Sunday, February 10, 2013
Actual Facts c. Myth from a Scholarly book about Erzebet

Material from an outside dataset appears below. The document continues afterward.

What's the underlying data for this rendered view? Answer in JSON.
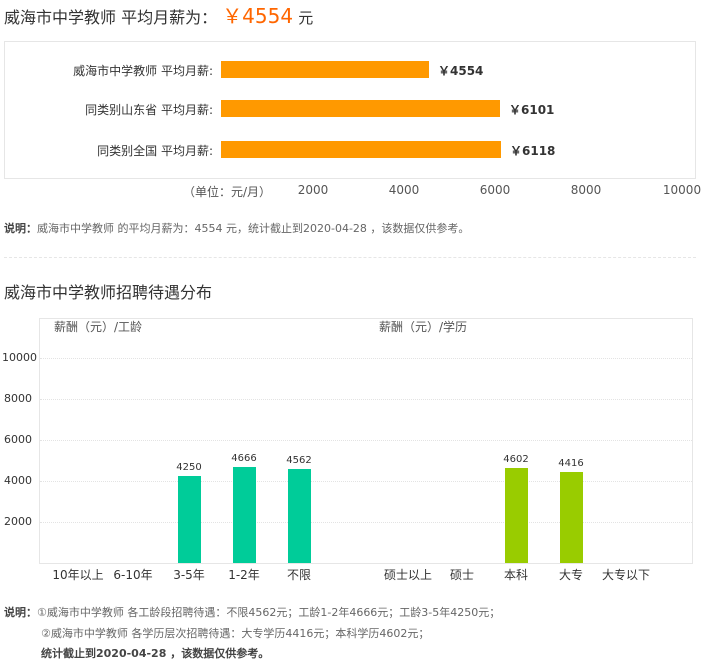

From, “Bloodbaths: The Case of Elizabeth Báthory” in Kord, Susanne. Murderesses in German Writing: Heroines of Horror. New York: Cambridge University Press, 2009: · Gyorgy Thurzó, Palatine of Hungary, the Hapsburg Loving King Matthias II of Hungary and the rest of the Hapsburgs had their own reasons for getting rid of Erzebet (59). · Since the death of Erzebet’s husband, “the court of Vienna had owed her the massive sum of 17,408 Gulden, a debt that she had unsuccessfully tried to collect for six years” (59). · The Vienna Court’s Debt would be extinguished if Erzebet were convicted of a crime. · Two weeks after Erzebet’s husband, Ferenc Nádasdy died, his mother, her mother-in-law, wrote Erzebet “warning her that a law was being proposed that would strip all non-Catholics-Báthory had converted to Lutheranism . . . of their possessions”(Ursula Nádasdy to Elizabeth [Erzebet] Báthory, 18 January 1604, cited in Kord 59). · “[O]ther rich widows in seventeenth century Hungary . . . were immediately after their husband’s deaths, accused of witchcraft and deposed, their lands and assets falling to their accusers” Thorne, Countess Dracula 223.246 discussed in Kord 60). · In 1604, Erzebet owned “three castles in today’s Austria, seven in today’s Czech Republic and Slovakia, three in today’s Romania and eight in today’s Hungary” (59) · “She may well have been the richest woman in her country” (59) · “Báthory was involved in anti-Hapsburg politics” (59) · Thurzó wanted to put a stop to political activities of Erzebet’s cousin, Gábor Báthory, “was involved in a plot to topple King Matthias and expand Transylvania to absorb Hapsburg lands (McNally, Dracula was a Woman 72 quoted in Kord 59). · More than three months before the official accusations against her, in September 1610, Erzebet made a will that divested her of everything, instead, leaving everything to her son and others (Kord 61). · King Matthias II gave up his attempts to drag Erzebet before an official tribunal after the will was written, and after the Hungarian Parliament convinced him that “there was no financial benefit to the crown” in doing so because Erzebet literally owned no possessions, not personal, not reality (60). · The fact alone that the only written sources documenting Báthory’s guilt were authored by those who had set out to destroy her and who stood to profit form her downfall should make us more suspicious that historians have tended to be” (61). · In the end, the “hundreds” of witnesses assembled by her enemies, which included her sons in law, did not have much to say, and the “sheer quantity of witnesses” should “not blind us to the dubious quality of their testimony” (Kord 60).